- lie down, to assume a horizontal or prostrate position, as for the purpose of resting.
- lie down on the job, [Informal.]to do less than one could or should do;
shirk one's obligations.
- lie in, to be confined to bed in childbirth.
- Idiomslie in state. See state (def. 14).
- Idiomslie low. See low 1 (def. 45).
- lie over, to be postponed for attention or action at some future time:The other business on the agenda will have to lie over until the next meeting.
- Nautical, Naval Termslie to, (of a ship) to lie comparatively stationary, usually with the head as near the wind as possible.
- lie up:
- to lie at rest;
stay in bed.
- Naval Terms(of a ship) to dock or remain in dock.
- lie with:
- to be the duty or function of:The decision in this matter lies with him.
- [Archaic.]to have sexual intercourse with.
- Idiomstake lying down, to hear or yield without protest, contradiction, or resistance:I refuse to take such an insult lying down.
- the manner, relative position, or direction in which something lies.
- the haunt or covert of an animal.
- Sport[Golf.]the position of the ball relative to how easy or how difficult it is to play.
- bef. 900; Middle English lien, liggen, Old English licgan; cognate with German liegen, Dutch liggen, Old Norse liggja, Gothic ligan; akin to Greek léchesthai to lie down
- 25.See corresponding entry in Unabridged place, location, site.
(lē),USA pronunciation n.
- 1, 2.See corresponding entry in Unabridged stand.
(mä′rē ŏŏs sō′fŏŏs),USA pronunciation 1842–99, Norwegian mathematician.
(trig′və hälv′dän; Nor. tryg′və hälv′dän),USA pronunciation 1896–1968, Norwegian statesman: secretary-general of the United Nations 1946–53.
- BiographicalJonas, 1880–1940, U.S. painter, born in Norway.
Collins Concise English Dictionary © HarperCollins Publishers::
lie /laɪ/ vb (lies, lying, lied)
- (intransitive) to speak untruthfully with intent to mislead or deceive
- (intransitive) to convey a false impression or practise deception: the camera does not lie
- an untrue or deceptive statement deliberately used to mislead
- something that is deliberately intended to deceive
- give the lie to ⇒ to disprove
- to accuse of lying
Related adjective(s): mendaciousEtymology: Old English lyge (n), lēogan (vb); related to Old High German liogan, Gothic liugan
lie /laɪ/ vb (lies, lying, lay /leɪ/, lain /leɪn/)(intransitive)

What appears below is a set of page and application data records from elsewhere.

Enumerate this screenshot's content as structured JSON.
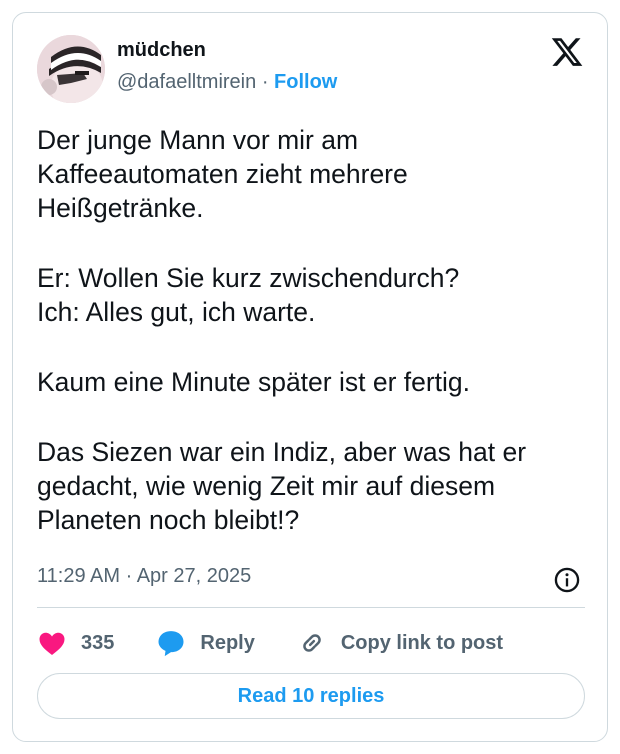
{
  "author": {
    "display_name": "müdchen",
    "handle": "@dafaelltmirein",
    "separator": "·",
    "follow_label": "Follow"
  },
  "tweet": {
    "paragraphs": [
      "Der junge Mann vor mir am\nKaffeeautomaten zieht mehrere\nHeißgetränke.",
      "Er: Wollen Sie kurz zwischendurch?\nIch: Alles gut, ich warte.",
      "Kaum eine Minute später ist er fertig.",
      "Das Siezen war ein Indiz, aber was hat er\ngedacht, wie wenig Zeit mir auf diesem\nPlaneten noch bleibt!?"
    ],
    "timestamp": "11:29 AM · Apr 27, 2025"
  },
  "actions": {
    "like_count": "335",
    "reply_label": "Reply",
    "copy_label": "Copy link to post"
  },
  "read_replies_label": "Read 10 replies",
  "colors": {
    "accent": "#1d9bf0",
    "like": "#f91880",
    "text": "#0f1419",
    "muted": "#536471",
    "border": "#cfd9de"
  },
  "icons": [
    "x-logo-icon",
    "info-icon",
    "heart-icon",
    "reply-bubble-icon",
    "link-icon"
  ]
}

- (often followed by down) to place oneself or be in a prostrate position, horizontal to the ground
- to be situated, esp on a horizontal surface: the pencil is lying on the desk, India lies to the south of Russia

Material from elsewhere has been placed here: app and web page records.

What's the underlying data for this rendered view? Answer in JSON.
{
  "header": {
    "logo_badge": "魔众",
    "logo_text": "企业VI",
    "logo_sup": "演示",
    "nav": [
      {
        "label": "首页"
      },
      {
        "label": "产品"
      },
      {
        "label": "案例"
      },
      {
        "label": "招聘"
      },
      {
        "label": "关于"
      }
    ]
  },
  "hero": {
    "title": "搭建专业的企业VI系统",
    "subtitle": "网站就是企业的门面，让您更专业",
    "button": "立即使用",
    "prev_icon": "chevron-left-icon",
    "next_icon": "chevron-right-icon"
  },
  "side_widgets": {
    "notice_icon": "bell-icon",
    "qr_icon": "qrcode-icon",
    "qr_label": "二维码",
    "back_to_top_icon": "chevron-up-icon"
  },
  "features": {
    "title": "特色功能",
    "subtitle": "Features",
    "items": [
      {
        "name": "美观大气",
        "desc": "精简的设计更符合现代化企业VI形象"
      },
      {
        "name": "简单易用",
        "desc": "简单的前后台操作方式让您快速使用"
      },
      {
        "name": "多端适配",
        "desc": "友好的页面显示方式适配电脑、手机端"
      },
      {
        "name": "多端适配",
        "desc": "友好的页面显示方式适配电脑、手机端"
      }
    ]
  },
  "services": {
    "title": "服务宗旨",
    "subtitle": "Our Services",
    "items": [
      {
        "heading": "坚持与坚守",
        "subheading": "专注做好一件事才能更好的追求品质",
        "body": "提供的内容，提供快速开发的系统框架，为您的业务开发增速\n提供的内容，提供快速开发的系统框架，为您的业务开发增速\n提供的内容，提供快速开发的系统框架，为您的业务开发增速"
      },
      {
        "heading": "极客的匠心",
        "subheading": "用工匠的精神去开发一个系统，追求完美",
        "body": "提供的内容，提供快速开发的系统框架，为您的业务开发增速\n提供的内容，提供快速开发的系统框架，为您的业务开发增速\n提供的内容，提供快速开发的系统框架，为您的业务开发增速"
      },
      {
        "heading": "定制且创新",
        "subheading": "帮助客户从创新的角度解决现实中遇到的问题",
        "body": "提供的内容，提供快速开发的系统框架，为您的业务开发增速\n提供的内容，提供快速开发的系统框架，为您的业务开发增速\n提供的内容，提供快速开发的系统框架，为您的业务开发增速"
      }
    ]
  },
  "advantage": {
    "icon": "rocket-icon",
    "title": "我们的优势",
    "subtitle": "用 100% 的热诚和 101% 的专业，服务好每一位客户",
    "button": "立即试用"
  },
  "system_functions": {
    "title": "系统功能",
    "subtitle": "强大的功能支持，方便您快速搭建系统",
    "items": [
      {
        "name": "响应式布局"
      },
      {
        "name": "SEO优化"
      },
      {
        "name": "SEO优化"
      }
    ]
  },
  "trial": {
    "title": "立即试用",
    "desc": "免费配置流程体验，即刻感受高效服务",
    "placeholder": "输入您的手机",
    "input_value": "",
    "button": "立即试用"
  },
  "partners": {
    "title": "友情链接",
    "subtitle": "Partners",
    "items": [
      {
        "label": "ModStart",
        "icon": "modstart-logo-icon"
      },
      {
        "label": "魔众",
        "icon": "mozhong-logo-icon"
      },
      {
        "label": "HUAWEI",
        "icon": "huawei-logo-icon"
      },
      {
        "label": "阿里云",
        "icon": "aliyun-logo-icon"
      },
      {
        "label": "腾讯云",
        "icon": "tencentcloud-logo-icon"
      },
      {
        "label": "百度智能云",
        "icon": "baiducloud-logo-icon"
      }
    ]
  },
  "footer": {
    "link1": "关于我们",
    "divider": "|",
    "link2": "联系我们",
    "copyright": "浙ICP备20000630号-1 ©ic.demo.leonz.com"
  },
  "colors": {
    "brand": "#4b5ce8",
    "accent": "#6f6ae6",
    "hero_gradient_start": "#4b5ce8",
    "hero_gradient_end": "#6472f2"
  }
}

- to be buried: here lies Jane Brown
- (copula) to be and remain (in a particular state or condition): to lie dormant
- to stretch or extend: the city lies before us
- usually followed by on or upon: to rest or weigh: my sins lie heavily on my mind
- (usually followed by in) to exist or consist inherently: strength lies in unity
- (followed by with) to be or rest (with): the ultimate decision lies with you
- archaic to have sexual intercourse (with)
- (of an action, claim, appeal, etc) to subsist; be maintainable or admissible
- archaic to stay temporarily
See also lie down
- the manner, place, or style in which something is situated
- the hiding place or lair of an animal
- lie of the land ⇒ the topography of the land
- the way in which a situation is developing or people are behaving
, lie in
, lie toEtymology: Old English licgan akin to Old High German ligen to lie, Latin lectus bedUSAGE
Lie /liː/ n
- Trygve Halvdan (ˈtryɡvə ˈhalðan). 1896–1968, Norwegian statesman; first secretary-general of the United Nations (1946–52)